### Task description
Copy down the listing below exactly. Do not include pictures.
BEGIN
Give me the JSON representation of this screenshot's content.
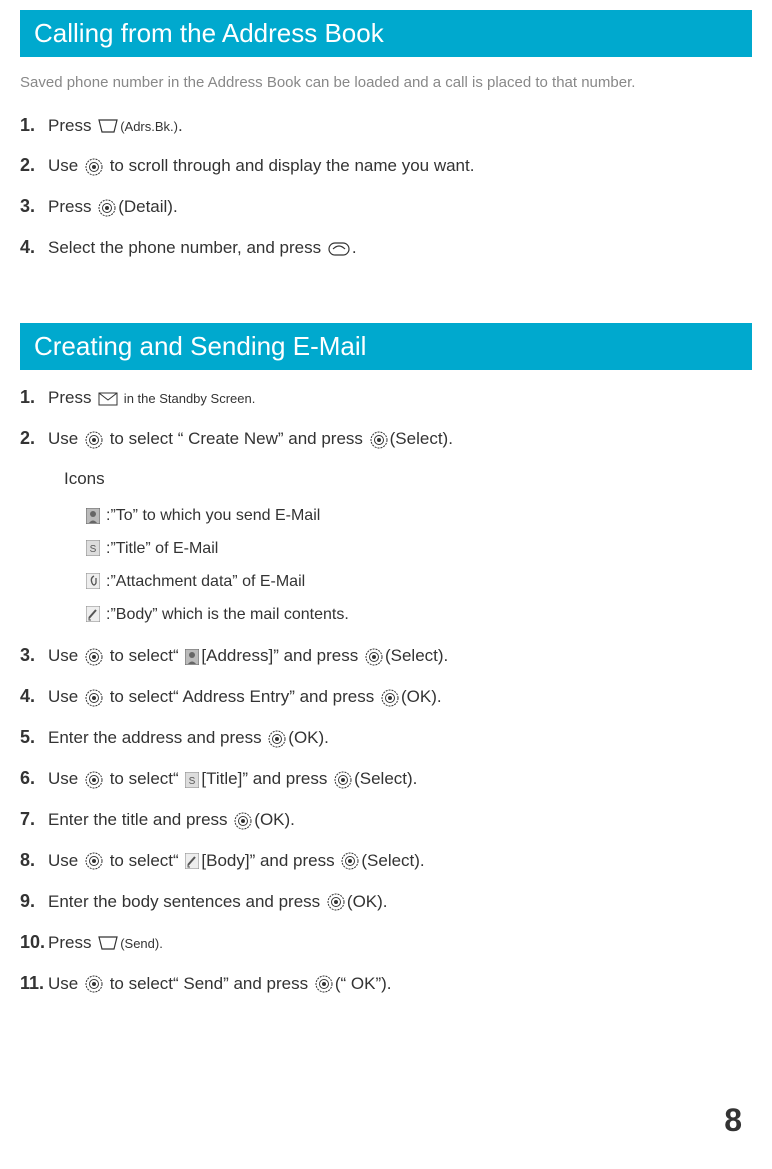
{
  "section1": {
    "title": "Calling from the Address Book",
    "intro": "Saved phone number in the Address Book can be loaded and a call is placed to that number.",
    "steps": [
      {
        "num": "1.",
        "parts": [
          "Press ",
          "ICON_SOFTKEY",
          "(Adrs.Bk.)",
          "."
        ]
      },
      {
        "num": "2.",
        "parts": [
          "Use ",
          "ICON_NAV",
          " to scroll through and display the name you want."
        ]
      },
      {
        "num": "3.",
        "parts": [
          "Press ",
          "ICON_NAV",
          "(Detail)."
        ]
      },
      {
        "num": "4.",
        "parts": [
          "Select the phone number, and press ",
          "ICON_PHONE",
          "."
        ]
      }
    ]
  },
  "section2": {
    "title": "Creating and Sending E-Mail",
    "steps_top": [
      {
        "num": "1.",
        "parts": [
          "Press ",
          "ICON_MAIL",
          " in the Standby Screen."
        ],
        "small_after": 1
      },
      {
        "num": "2.",
        "parts": [
          "Use ",
          "ICON_NAV",
          " to select “ Create New” and press ",
          "ICON_NAV",
          "(Select)."
        ]
      }
    ],
    "icons_heading": "Icons",
    "icon_descs": [
      {
        "icon": "ICON_TO",
        "text": ":”To” to which you send E-Mail"
      },
      {
        "icon": "ICON_TITLE",
        "text": ":”Title” of E-Mail"
      },
      {
        "icon": "ICON_ATTACH",
        "text": ":”Attachment data” of E-Mail"
      },
      {
        "icon": "ICON_BODY",
        "text": ":”Body” which is the mail contents."
      }
    ],
    "steps_bottom": [
      {
        "num": "3.",
        "parts": [
          "Use ",
          "ICON_NAV",
          " to select“ ",
          "ICON_TO",
          "[Address]” and press ",
          "ICON_NAV",
          "(Select)."
        ]
      },
      {
        "num": "4.",
        "parts": [
          "Use ",
          "ICON_NAV",
          " to select“ Address Entry” and press ",
          "ICON_NAV",
          "(OK)."
        ]
      },
      {
        "num": "5.",
        "parts": [
          "Enter the address and press ",
          "ICON_NAV",
          "(OK)."
        ]
      },
      {
        "num": "6.",
        "parts": [
          "Use ",
          "ICON_NAV",
          " to select“ ",
          "ICON_TITLE",
          "[Title]” and press ",
          "ICON_NAV",
          "(Select)."
        ]
      },
      {
        "num": "7.",
        "parts": [
          "Enter the title and press ",
          "ICON_NAV",
          "(OK)."
        ]
      },
      {
        "num": "8.",
        "parts": [
          "Use ",
          "ICON_NAV",
          " to select“ ",
          "ICON_BODY",
          "[Body]” and press ",
          "ICON_NAV",
          "(Select)."
        ]
      },
      {
        "num": "9.",
        "parts": [
          "Enter the body sentences and press ",
          "ICON_NAV",
          "(OK)."
        ]
      },
      {
        "num": "10.",
        "parts": [
          " Press ",
          "ICON_SOFTKEY",
          "(Send)",
          "."
        ],
        "small_after": 2
      },
      {
        "num": "11.",
        "parts": [
          " Use ",
          "ICON_NAV",
          " to select“ Send” and press ",
          "ICON_NAV",
          "(“ OK”)."
        ]
      }
    ]
  },
  "page_number": "8"
}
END
### Task answer
Give me the JSON representation of this screenshot's content.
{
  "section1": {
    "title": "Calling from the Address Book",
    "intro": "Saved phone number in the Address Book can be loaded and a call is placed to that number.",
    "steps": [
      {
        "num": "1.",
        "parts": [
          "Press ",
          "ICON_SOFTKEY",
          "(Adrs.Bk.)",
          "."
        ]
      },
      {
        "num": "2.",
        "parts": [
          "Use ",
          "ICON_NAV",
          " to scroll through and display the name you want."
        ]
      },
      {
        "num": "3.",
        "parts": [
          "Press ",
          "ICON_NAV",
          "(Detail)."
        ]
      },
      {
        "num": "4.",
        "parts": [
          "Select the phone number, and press ",
          "ICON_PHONE",
          "."
        ]
      }
    ]
  },
  "section2": {
    "title": "Creating and Sending E-Mail",
    "steps_top": [
      {
        "num": "1.",
        "parts": [
          "Press ",
          "ICON_MAIL",
          " in the Standby Screen."
        ],
        "small_after": 1
      },
      {
        "num": "2.",
        "parts": [
          "Use ",
          "ICON_NAV",
          " to select “ Create New” and press ",
          "ICON_NAV",
          "(Select)."
        ]
      }
    ],
    "icons_heading": "Icons",
    "icon_descs": [
      {
        "icon": "ICON_TO",
        "text": ":”To” to which you send E-Mail"
      },
      {
        "icon": "ICON_TITLE",
        "text": ":”Title” of E-Mail"
      },
      {
        "icon": "ICON_ATTACH",
        "text": ":”Attachment data” of E-Mail"
      },
      {
        "icon": "ICON_BODY",
        "text": ":”Body” which is the mail contents."
      }
    ],
    "steps_bottom": [
      {
        "num": "3.",
        "parts": [
          "Use ",
          "ICON_NAV",
          " to select“ ",
          "ICON_TO",
          "[Address]” and press ",
          "ICON_NAV",
          "(Select)."
        ]
      },
      {
        "num": "4.",
        "parts": [
          "Use ",
          "ICON_NAV",
          " to select“ Address Entry” and press ",
          "ICON_NAV",
          "(OK)."
        ]
      },
      {
        "num": "5.",
        "parts": [
          "Enter the address and press ",
          "ICON_NAV",
          "(OK)."
        ]
      },
      {
        "num": "6.",
        "parts": [
          "Use ",
          "ICON_NAV",
          " to select“ ",
          "ICON_TITLE",
          "[Title]” and press ",
          "ICON_NAV",
          "(Select)."
        ]
      },
      {
        "num": "7.",
        "parts": [
          "Enter the title and press ",
          "ICON_NAV",
          "(OK)."
        ]
      },
      {
        "num": "8.",
        "parts": [
          "Use ",
          "ICON_NAV",
          " to select“ ",
          "ICON_BODY",
          "[Body]” and press ",
          "ICON_NAV",
          "(Select)."
        ]
      },
      {
        "num": "9.",
        "parts": [
          "Enter the body sentences and press ",
          "ICON_NAV",
          "(OK)."
        ]
      },
      {
        "num": "10.",
        "parts": [
          " Press ",
          "ICON_SOFTKEY",
          "(Send)",
          "."
        ],
        "small_after": 2
      },
      {
        "num": "11.",
        "parts": [
          " Use ",
          "ICON_NAV",
          " to select“ Send” and press ",
          "ICON_NAV",
          "(“ OK”)."
        ]
      }
    ]
  },
  "page_number": "8"
}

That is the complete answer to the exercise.